In late August 2016 I stood in my kitchen surveying my bursting cupboard, fridge, freezer – and shelves that held even more food.
I knew I would need to throw out several things in that fridge that weekend. I knew I was overweight. I knew I planned to move house and that it would take several boxes to lug all of that stuff to a new place. I felt something had to change.
I decided to limit myself to a budget of only $50 a week for food, cleaning items and toiletries – including drinks – to start to declutter.
The challenge started as a short-term measure.
Then, as I realised I was surviving well within my $50 a week budget, I extended it until Christmas. Once I survived the spendy festive season, I decided to try it for a year. Not only did I discover the budget was doable; I felt relieved to have an excuse not to have to shop so much.

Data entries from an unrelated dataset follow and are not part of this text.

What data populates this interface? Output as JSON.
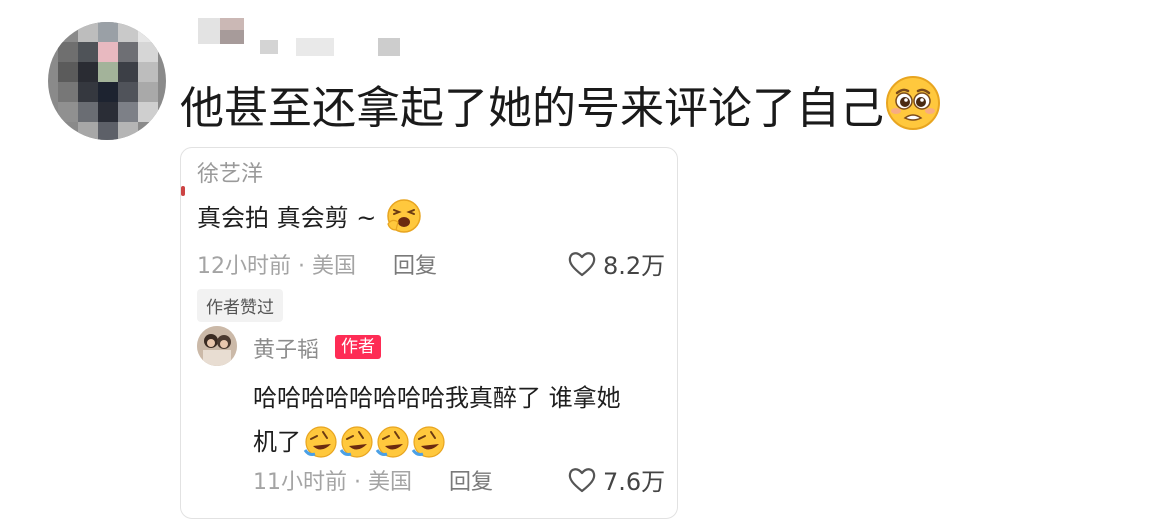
{
  "post": {
    "text": "他甚至还拿起了她的号来评论了自己",
    "emoji": "pleading-face-emoji"
  },
  "comment": {
    "author": "徐艺洋",
    "text": "真会拍 真会剪 ~",
    "time": "12小时前 · 美国",
    "reply_label": "回复",
    "likes": "8.2万",
    "liked_badge": "作者赞过"
  },
  "reply": {
    "author": "黄子韬",
    "author_tag": "作者",
    "text_line1": "哈哈哈哈哈哈哈哈我真醉了 谁拿",
    "text_line1_cut": "她",
    "text_line2": "机了",
    "time": "11小时前 · 美国",
    "reply_label": "回复",
    "likes": "7.6万"
  },
  "colors": {
    "author_tag": "#fe2c55",
    "meta_text": "#a4a4a4",
    "emoji_yellow": "#ffc83d"
  }
}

Most of the time I cooked for only three people – myself and my boys, aged 5 and 8.
But over that year I regularly entertained, including some talented food blogger friends; my food offerings were never snobbed or considered subpar. And when my best friend turned into my fiance, it was sealed with a kiss as we cooked pasta fashioned from gifted lemons and defrosted cream – served with a wintery carrot, apple and sesame salad. It was not an expensive restaurant meal, yet still romantic and memorable.
How did I manage to be gourmet yet frugal?
The secret was a conscious effort to rejoice in seasonal produce and use up leftovers in creative ways, from frittata made with soggy takeaway chips to barbecue snags incorporated into lentil hotpot with foraged edible weeds.
Gifted lemons become limoncello and lemon cordial and cakes dotted with boozy rind.
Bits and pieces of dinner from the night before were recreated into stylish bento lunchboxes.
Leftover apple cores, peels and uneaten apples were made into apple vinegar cider. Stale bread became breadcrumbs or croutons. Weet-Bix crumbs were combined with black frozen bananas and emerged as caramelised muffins.
I compared supermarket prices, scoured local markets for cheap fruit and vegetables, and accepted offers of homegrown produce.
Friends who were going on holidays or moving gave me kitchen leftovers because they knew I would value them. I never entered a shop without a list and used cash whenever I could. (I had a special purse for the challenge.)
Over that year I saved at least $5200 compared with the average shopping spend for a family my size.
My savings enabled me to take my kids on some amazing experiences including a skiing holiday with their then 73-year- old granddad, and a trip to the Gold Coast to spend time with family.
For more on early retirement and Mr Money Mustache, plus profiles of seven Aussies on their way to financial independence, grab the April issue on Money, on sale now